But Pearl Harbor was more than significant. It changed all of our lives.

Paris terrorism and the brand of France

Paris terrorism and the French brand

Paris terrorismFirstly, I want to say that I am not a Francophile. I travel all over the globe on business and enjoy France no more or no less than I do the UK, Italy, Ireland, Germany, Austria and every other nation I am privileged to visit. Oddly though, France has a brand that certainly rivals the US in its values on liberty and freedom. The recent Paris terrorism attacks have upset me to no end. The troubled human beings from ISIS could have picked no better target than Paris when attacking freedom of speech and liberty. They also could not have been more mistaken in the outcome of such a tragic attack. They forgot the French promise of Liberté, égalité, fraternité.

I think France today enjoys the same world-wide sympathy that the US had after 9/11. Everyone feels for this city and country. All of us expect the French to exact retribution and never back down. Paris terrorism will not go unpunished or unresolved.

Paris Terrorism
Charles DeGaulle

We should remember that France has been a willing and exemplary symbol of freedom for immigration. Freedom has a cost and France has always been willing to fall on the sword for such deep rooted beliefs. In my lifetime, I remember the frustration that the US had for many years with Charles de Gaulle, the oft times President of France who seemed never willing to tow the line. He marched France to a different drummer and certainly represented the independent nature of the nation he represented.

Paris terrorism will leave the French undaunted

So what does the brand of France mean today?  It means that it will move heaven and earth to root out and bring to justice the perpetrators in this crime.
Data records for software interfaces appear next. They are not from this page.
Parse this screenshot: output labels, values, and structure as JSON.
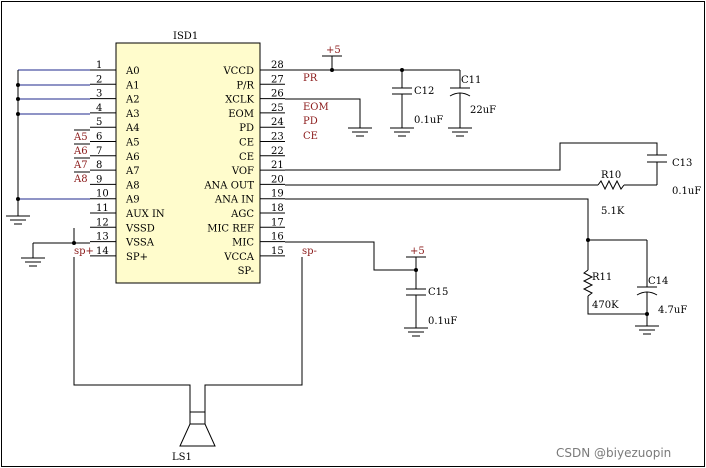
{
  "chip": {
    "designator": "ISD1",
    "left_pins": [
      {
        "num": "1",
        "name": "A0"
      },
      {
        "num": "2",
        "name": "A1"
      },
      {
        "num": "3",
        "name": "A2"
      },
      {
        "num": "4",
        "name": "A3"
      },
      {
        "num": "5",
        "name": "A4"
      },
      {
        "num": "6",
        "name": "A5"
      },
      {
        "num": "7",
        "name": "A6"
      },
      {
        "num": "8",
        "name": "A7"
      },
      {
        "num": "9",
        "name": "A8"
      },
      {
        "num": "10",
        "name": "A9"
      },
      {
        "num": "11",
        "name": "AUX IN"
      },
      {
        "num": "12",
        "name": "VSSD"
      },
      {
        "num": "13",
        "name": "VSSA"
      },
      {
        "num": "14",
        "name": "SP+"
      }
    ],
    "right_pins": [
      {
        "num": "28",
        "name": "VCCD"
      },
      {
        "num": "27",
        "name": "P/R"
      },
      {
        "num": "26",
        "name": "XCLK"
      },
      {
        "num": "25",
        "name": "EOM"
      },
      {
        "num": "24",
        "name": "PD"
      },
      {
        "num": "23",
        "name": "CE"
      },
      {
        "num": "22",
        "name": "CE"
      },
      {
        "num": "21",
        "name": "VOF"
      },
      {
        "num": "20",
        "name": "ANA OUT"
      },
      {
        "num": "19",
        "name": "ANA IN"
      },
      {
        "num": "18",
        "name": "AGC"
      },
      {
        "num": "17",
        "name": "MIC REF"
      },
      {
        "num": "16",
        "name": "MIC"
      },
      {
        "num": "15",
        "name": "VCCA"
      }
    ],
    "bottom_right_pin": "SP-"
  },
  "net_labels": {
    "a5": "A5",
    "a6": "A6",
    "a7": "A7",
    "a8": "A8",
    "pr": "PR",
    "eom": "EOM",
    "pd": "PD",
    "ce": "CE",
    "sp_plus": "sp+",
    "sp_minus": "sp-"
  },
  "power": {
    "vcc_top": "+5",
    "vcc_mid": "+5"
  },
  "components": {
    "c11": {
      "ref": "C11",
      "value": "22uF"
    },
    "c12": {
      "ref": "C12",
      "value": "0.1uF"
    },
    "c13": {
      "ref": "C13",
      "value": "0.1uF"
    },
    "r10": {
      "ref": "R10",
      "value": "5.1K"
    },
    "r11": {
      "ref": "R11",
      "value": "470K"
    },
    "c14": {
      "ref": "C14",
      "value": "4.7uF"
    },
    "c15": {
      "ref": "C15",
      "value": "0.1uF"
    },
    "ls1": {
      "ref": "LS1"
    }
  },
  "watermark": "CSDN @biyezuopin",
  "colors": {
    "frame": "#000000",
    "wire": "#000000",
    "bus": "#1f2a8c",
    "netlabel": "#8b1a1a",
    "chip_fill": "#fffccc"
  }
}
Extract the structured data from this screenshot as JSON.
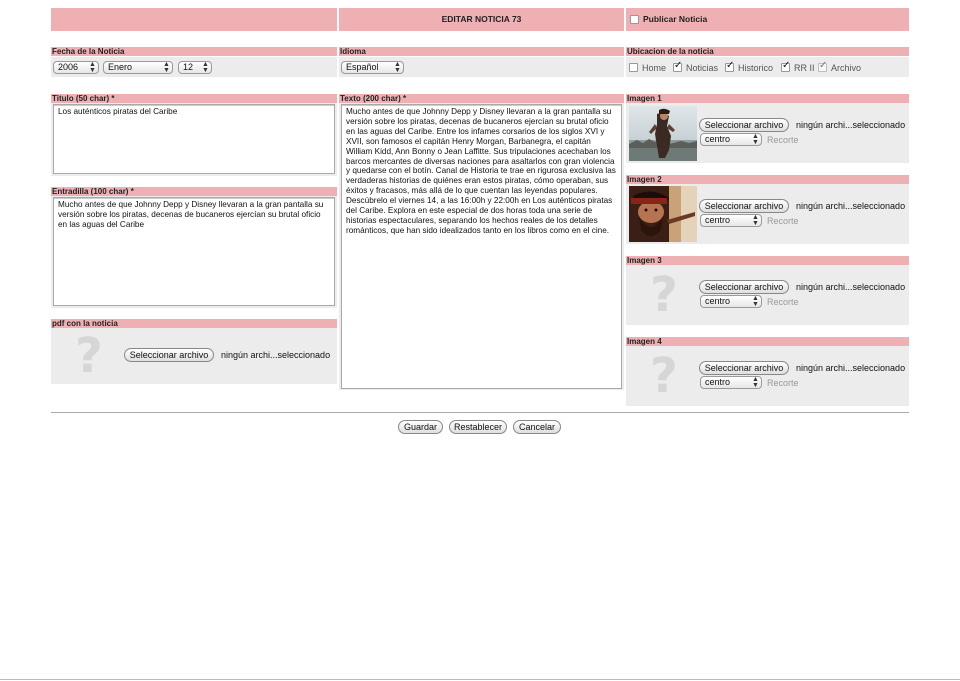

It means it will take an active roll on the war with ISIS and it means the French will still pay strict adherence to their precept of liberté, égalité, fraternité. Count on France to lead the way in demonstrating how no bad apples will force them to give up its principles. In this, France continues to have my continual reverence. Vive la France!

For your consideration, I am including the lyrics from La Marseillaise the rousing French National Anthem. I have also included a recording form the legendary movie Casablanca when the French patrons at Rick’s Café drowned out the occupying Germans from singing about their fatherland. Even today, this clip gives me goosebumps.

 

Allons enfants de la Patrie,                      Arise, children of the Fatherland,

Le jour de gloire est arrivé !                    The day of glory has arrived!

Contre nous de la tyrannie,                     Against us tyranny’s

L’étendard sanglant est levé, (bis)         Bloody banner is raised, (repeat)

Entendez-vous dans les campagnes       Do you hear, in the countryside,

Mugir ces féroces soldats ?                       The roar of those ferocious soldiers?

Ils viennent jusque dans vos bras            They’re coming right into your arms

Égorger vos fils, vos compagnes !            To cut the throats of your sons, your women!

 

Aux armes, citoyens,                                  To arms, citizens,

Formez vos bataillons,                               Form your battalions,

Marchons, marchons !                               Let’s march, let’s march!

Qu’un sang impur                                       Let an impure blood

Abreuve nos sillons ! (bis)                         Water our furrows! (Repeat)